▸ The problem
Hand back the entries below exactly.

▸ The input
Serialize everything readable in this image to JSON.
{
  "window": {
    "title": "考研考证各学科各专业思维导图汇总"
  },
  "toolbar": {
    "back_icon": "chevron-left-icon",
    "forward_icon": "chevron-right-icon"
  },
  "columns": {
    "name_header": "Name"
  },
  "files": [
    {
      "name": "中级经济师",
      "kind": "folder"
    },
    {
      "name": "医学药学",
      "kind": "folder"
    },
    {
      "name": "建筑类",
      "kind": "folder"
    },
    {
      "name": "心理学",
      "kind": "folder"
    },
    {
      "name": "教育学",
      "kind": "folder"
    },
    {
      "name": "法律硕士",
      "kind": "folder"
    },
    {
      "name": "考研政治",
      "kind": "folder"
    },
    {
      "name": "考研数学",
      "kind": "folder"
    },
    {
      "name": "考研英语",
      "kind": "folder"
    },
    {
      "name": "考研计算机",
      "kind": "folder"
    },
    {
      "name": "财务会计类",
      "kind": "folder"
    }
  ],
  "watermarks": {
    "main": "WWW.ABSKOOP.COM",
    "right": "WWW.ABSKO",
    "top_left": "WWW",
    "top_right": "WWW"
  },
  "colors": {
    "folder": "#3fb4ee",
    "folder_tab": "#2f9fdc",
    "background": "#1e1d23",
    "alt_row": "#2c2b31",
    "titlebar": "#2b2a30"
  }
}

▸ The completed task
Serialize everything readable in this image to JSON.
{
  "window": {
    "title": "考研考证各学科各专业思维导图汇总"
  },
  "toolbar": {
    "back_icon": "chevron-left-icon",
    "forward_icon": "chevron-right-icon"
  },
  "columns": {
    "name_header": "Name"
  },
  "files": [
    {
      "name": "中级经济师",
      "kind": "folder"
    },
    {
      "name": "医学药学",
      "kind": "folder"
    },
    {
      "name": "建筑类",
      "kind": "folder"
    },
    {
      "name": "心理学",
      "kind": "folder"
    },
    {
      "name": "教育学",
      "kind": "folder"
    },
    {
      "name": "法律硕士",
      "kind": "folder"
    },
    {
      "name": "考研政治",
      "kind": "folder"
    },
    {
      "name": "考研数学",
      "kind": "folder"
    },
    {
      "name": "考研英语",
      "kind": "folder"
    },
    {
      "name": "考研计算机",
      "kind": "folder"
    },
    {
      "name": "财务会计类",
      "kind": "folder"
    }
  ],
  "watermarks": {
    "main": "WWW.ABSKOOP.COM",
    "right": "WWW.ABSKO",
    "top_left": "WWW",
    "top_right": "WWW"
  },
  "colors": {
    "folder": "#3fb4ee",
    "folder_tab": "#2f9fdc",
    "background": "#1e1d23",
    "alt_row": "#2c2b31",
    "titlebar": "#2b2a30"
  }
}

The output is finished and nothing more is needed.